TASK OBJECTIVE: Copy each line below that includes "annunci".

DATA SUPPLIED:
--- START ---
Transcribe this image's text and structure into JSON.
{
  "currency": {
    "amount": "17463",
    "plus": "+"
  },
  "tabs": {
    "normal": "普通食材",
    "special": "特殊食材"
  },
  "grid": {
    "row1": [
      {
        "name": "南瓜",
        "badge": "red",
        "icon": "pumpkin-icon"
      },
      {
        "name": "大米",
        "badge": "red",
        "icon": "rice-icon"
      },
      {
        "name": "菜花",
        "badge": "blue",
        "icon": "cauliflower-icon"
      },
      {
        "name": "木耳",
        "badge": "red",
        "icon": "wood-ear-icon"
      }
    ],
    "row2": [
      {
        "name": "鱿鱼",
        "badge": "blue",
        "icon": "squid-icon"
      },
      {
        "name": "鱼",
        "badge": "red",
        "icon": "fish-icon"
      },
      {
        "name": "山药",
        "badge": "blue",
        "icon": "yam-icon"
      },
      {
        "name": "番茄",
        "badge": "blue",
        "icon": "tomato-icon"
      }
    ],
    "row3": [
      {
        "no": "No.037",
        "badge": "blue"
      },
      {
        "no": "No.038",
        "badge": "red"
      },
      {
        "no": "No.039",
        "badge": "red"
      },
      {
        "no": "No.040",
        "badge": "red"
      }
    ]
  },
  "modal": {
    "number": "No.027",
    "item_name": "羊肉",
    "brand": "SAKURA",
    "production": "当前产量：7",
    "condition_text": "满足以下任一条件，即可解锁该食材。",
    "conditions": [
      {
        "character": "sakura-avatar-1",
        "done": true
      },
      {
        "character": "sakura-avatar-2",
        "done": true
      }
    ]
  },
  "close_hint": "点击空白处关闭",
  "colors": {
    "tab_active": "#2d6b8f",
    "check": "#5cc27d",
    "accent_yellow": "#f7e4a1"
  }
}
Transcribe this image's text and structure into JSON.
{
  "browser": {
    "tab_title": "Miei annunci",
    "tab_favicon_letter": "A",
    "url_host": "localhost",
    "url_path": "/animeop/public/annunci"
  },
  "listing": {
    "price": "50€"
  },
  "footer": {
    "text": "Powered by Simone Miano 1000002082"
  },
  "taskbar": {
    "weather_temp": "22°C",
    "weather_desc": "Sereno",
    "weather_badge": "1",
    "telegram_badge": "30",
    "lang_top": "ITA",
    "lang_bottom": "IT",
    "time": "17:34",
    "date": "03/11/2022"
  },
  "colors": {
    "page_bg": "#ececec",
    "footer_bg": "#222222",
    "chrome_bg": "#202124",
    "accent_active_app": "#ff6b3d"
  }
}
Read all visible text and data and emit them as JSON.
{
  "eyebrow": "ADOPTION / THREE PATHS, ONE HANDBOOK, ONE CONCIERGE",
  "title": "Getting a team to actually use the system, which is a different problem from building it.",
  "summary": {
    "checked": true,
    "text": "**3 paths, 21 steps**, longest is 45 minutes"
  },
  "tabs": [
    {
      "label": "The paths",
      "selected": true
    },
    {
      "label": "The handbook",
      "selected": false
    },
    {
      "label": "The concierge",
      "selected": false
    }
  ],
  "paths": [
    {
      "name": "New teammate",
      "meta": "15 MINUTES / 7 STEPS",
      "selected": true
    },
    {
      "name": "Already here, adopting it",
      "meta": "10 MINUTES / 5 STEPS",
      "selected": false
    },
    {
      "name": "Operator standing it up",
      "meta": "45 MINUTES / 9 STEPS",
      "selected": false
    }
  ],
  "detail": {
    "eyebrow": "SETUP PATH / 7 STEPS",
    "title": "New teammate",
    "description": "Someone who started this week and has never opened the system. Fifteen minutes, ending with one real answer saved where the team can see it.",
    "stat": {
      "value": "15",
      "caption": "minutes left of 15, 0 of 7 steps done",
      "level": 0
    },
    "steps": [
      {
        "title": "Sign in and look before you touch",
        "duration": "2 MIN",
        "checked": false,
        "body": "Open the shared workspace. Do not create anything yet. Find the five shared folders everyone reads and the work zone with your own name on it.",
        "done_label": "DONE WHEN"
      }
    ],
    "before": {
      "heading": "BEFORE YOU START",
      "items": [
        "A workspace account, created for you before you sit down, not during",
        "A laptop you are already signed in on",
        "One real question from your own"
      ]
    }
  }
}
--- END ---
RESULT OF THIS EXERCISE:
    "tab_title": "Miei annunci",
    "url_path": "/animeop/public/annunci"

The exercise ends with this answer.